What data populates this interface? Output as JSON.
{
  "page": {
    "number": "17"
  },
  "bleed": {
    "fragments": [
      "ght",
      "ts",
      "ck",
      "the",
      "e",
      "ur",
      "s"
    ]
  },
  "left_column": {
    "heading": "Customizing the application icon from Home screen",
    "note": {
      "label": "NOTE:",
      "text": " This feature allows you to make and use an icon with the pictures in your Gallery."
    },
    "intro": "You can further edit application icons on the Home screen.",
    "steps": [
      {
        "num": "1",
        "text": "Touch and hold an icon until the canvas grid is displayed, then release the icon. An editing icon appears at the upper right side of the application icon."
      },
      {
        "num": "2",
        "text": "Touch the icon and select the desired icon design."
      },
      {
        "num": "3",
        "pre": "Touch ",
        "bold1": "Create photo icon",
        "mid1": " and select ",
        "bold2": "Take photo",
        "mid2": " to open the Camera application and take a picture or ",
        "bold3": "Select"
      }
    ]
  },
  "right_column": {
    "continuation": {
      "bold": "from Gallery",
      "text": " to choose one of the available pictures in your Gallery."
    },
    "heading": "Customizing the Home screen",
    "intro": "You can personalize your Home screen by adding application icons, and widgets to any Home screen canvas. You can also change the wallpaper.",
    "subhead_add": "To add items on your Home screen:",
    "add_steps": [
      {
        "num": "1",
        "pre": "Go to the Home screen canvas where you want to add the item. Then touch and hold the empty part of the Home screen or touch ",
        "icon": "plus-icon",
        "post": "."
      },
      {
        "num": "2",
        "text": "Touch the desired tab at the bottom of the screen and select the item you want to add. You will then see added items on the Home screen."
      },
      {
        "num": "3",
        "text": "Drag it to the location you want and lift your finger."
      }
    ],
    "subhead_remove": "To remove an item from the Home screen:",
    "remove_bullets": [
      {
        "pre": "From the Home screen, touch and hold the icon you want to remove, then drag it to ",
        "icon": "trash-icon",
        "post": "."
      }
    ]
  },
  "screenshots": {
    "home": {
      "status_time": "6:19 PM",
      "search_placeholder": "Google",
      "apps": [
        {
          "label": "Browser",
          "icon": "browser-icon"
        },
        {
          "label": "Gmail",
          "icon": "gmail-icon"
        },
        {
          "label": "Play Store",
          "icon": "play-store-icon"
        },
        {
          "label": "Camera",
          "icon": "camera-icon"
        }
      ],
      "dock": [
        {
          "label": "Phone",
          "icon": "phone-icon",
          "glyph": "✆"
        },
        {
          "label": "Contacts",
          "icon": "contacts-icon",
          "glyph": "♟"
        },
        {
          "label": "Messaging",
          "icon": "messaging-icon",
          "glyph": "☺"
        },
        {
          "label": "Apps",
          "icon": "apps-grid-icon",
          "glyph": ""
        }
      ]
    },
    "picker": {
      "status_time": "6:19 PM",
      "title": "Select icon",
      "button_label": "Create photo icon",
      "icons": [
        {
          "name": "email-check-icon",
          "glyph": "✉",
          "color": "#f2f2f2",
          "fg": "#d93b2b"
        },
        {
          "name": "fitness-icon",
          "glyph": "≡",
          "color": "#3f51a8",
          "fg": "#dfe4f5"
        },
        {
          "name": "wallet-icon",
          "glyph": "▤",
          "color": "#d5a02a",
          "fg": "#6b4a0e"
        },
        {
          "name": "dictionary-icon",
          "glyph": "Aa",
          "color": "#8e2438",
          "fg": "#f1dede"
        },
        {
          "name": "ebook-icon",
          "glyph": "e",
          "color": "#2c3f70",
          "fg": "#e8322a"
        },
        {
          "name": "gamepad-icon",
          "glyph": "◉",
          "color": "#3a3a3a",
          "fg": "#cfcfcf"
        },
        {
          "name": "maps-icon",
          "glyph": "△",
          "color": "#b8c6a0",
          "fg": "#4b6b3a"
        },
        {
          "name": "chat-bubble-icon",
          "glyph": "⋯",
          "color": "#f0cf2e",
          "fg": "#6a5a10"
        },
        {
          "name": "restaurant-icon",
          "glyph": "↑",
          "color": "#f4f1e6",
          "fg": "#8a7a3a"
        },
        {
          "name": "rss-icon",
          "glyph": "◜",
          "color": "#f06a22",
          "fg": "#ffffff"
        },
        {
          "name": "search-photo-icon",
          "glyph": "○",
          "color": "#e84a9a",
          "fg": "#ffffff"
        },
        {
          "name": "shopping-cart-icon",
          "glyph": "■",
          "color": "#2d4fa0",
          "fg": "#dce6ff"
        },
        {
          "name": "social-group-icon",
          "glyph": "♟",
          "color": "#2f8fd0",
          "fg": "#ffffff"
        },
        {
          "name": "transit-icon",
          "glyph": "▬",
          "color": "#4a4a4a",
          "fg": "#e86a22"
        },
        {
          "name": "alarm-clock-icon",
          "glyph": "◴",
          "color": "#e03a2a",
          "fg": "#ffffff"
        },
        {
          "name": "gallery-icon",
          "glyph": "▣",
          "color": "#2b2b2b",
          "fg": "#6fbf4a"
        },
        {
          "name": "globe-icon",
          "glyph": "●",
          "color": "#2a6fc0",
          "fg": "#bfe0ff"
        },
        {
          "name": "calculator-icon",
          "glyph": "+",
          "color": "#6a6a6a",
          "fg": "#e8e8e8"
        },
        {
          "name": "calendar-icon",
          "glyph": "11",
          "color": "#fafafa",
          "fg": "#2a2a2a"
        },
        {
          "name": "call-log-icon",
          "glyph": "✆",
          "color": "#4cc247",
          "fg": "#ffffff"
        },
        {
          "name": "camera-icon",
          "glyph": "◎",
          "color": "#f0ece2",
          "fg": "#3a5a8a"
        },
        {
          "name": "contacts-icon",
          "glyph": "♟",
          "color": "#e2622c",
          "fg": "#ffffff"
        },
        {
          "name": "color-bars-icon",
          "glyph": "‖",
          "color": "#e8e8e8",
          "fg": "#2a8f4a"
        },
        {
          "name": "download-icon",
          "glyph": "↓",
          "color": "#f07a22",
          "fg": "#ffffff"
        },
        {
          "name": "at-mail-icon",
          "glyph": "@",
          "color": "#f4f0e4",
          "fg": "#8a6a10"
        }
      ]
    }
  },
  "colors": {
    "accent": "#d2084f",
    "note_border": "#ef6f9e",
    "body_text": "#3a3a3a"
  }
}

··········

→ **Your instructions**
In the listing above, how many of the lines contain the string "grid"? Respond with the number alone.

→ **Exercise output**
2